Provided information
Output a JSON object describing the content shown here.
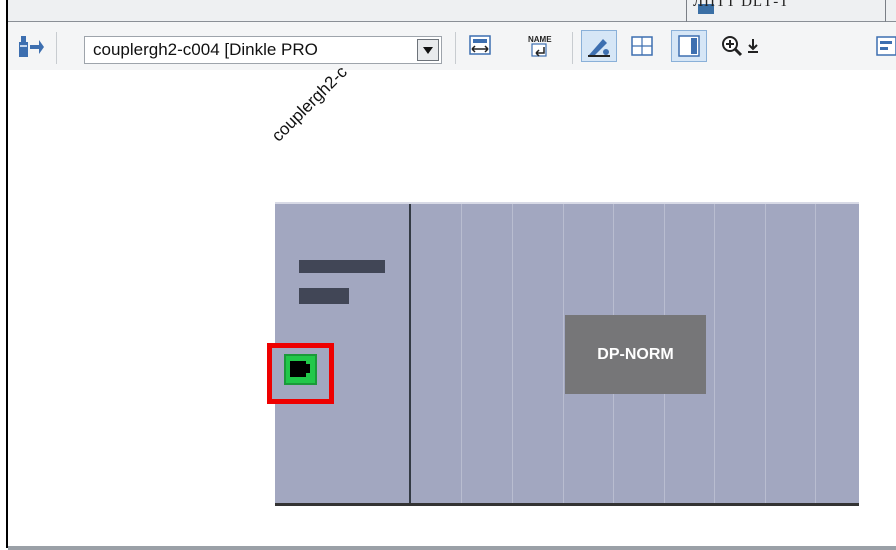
{
  "header": {
    "tab_title": "ЛПТТ DLТ-Т"
  },
  "toolbar": {
    "device_select_value": "couplergh2-c004 [Dinkle PRO",
    "icons": [
      "network-view-icon",
      "show-address-icon",
      "name-icon",
      "edit-icon",
      "grid-icon",
      "layout-icon",
      "zoom-in-icon",
      "zoom-step-icon",
      "overview-icon"
    ]
  },
  "canvas": {
    "device_name": "couplergh2-c",
    "module_label": "DP-NORM"
  },
  "colors": {
    "rack": "#a2a7c0",
    "module": "#767678",
    "port": "#21c84a",
    "highlight": "#ee0000"
  }
}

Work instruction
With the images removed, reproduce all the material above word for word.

Solution
Output a JSON object describing the content shown here.
{
  "header": {
    "tab_title": "ЛПТТ DLТ-Т"
  },
  "toolbar": {
    "device_select_value": "couplergh2-c004 [Dinkle PRO",
    "icons": [
      "network-view-icon",
      "show-address-icon",
      "name-icon",
      "edit-icon",
      "grid-icon",
      "layout-icon",
      "zoom-in-icon",
      "zoom-step-icon",
      "overview-icon"
    ]
  },
  "canvas": {
    "device_name": "couplergh2-c",
    "module_label": "DP-NORM"
  },
  "colors": {
    "rack": "#a2a7c0",
    "module": "#767678",
    "port": "#21c84a",
    "highlight": "#ee0000"
  }
}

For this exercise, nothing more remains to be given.